Four faculty members have received Faculty Early Career Development awards from the National Science Foundation for 2019.
A new study provides insight into multiferroic materials, which could have substantive implications in fields such as data storage.
A study, coauthored by Maxim Lavrentovich, shows that plants favor the production of uneven, asymmetrical patterns on the surface of pollen grains over more symmetrical patterns.
Professors Lynne Parker and Adriana Moreo have been selected as 2018 American Association for the Advancement of Science Fellows for their work as leading researchers and their distinguished professional service.
Pedestrians near McClung Tower Plaza this Friday may want to keep an eye to the sky, because UT’s Society of Physics Students will be hosting its fourth annual pumpkin drop.
John Quinn, who served as chancellor of UT Knoxville from 1989 to 1992, passed away Monday, October 8.
A team of researchers led by UT physics professor Sarah Cousineau has made the first-ever 6D measurement of an accelerator beam.
Nadia Fomin, an assistant professor in experimental nuclear/neutron physics, conducted research at the Jefferson Lab and spoke about the support the lab received in a Daily Press article.
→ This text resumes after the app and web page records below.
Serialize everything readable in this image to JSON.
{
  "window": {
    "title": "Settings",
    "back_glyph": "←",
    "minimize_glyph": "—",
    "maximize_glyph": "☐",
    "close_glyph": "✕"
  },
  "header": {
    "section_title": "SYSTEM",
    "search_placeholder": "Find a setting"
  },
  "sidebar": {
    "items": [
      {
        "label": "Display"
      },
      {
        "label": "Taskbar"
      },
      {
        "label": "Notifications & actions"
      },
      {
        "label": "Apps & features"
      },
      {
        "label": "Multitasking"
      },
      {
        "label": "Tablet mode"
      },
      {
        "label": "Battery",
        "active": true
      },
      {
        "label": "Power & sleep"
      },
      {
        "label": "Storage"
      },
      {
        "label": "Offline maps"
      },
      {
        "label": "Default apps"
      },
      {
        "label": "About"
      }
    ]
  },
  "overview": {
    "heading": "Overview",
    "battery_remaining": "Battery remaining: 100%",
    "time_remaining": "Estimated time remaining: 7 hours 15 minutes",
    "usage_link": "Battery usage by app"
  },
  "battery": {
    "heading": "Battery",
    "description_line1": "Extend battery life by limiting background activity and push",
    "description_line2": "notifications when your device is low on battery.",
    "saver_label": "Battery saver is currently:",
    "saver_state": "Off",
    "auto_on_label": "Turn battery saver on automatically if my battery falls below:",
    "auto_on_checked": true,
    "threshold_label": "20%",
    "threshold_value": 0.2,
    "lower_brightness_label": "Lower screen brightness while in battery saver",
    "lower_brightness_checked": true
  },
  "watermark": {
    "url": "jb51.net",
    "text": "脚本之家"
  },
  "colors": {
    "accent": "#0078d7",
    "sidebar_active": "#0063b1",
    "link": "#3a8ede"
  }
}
UT nuclear physicist Geoffrey Greene says physicists need to know the neutron’s lifetime in order to calculate the relative abundances of hydrogen and helium that would have been produced during the universe’s first few minutes, according to Quantra and Wired magazines.
Superconducting technology has given us highly-detailed medical imaging, particle accelerators, and high-speed trains, but exactly what gives rise to this property is still a mystery.
Last month, astronomers wowed the world when they announced that they had seen two neutron stars merge, apparently creating heavy elements such as gold and platinum and spewing them into space.
In October, scientists announced the first observation of a cosmic event with both gravitational waves and light. As reported by Inside Science, the detection of this event with both gravitational waves and light is an example of what scientists call multi-messenger astronomy. UT astrophysicist Mike Guidry says, “Multi-messenger events are really the holy grail, with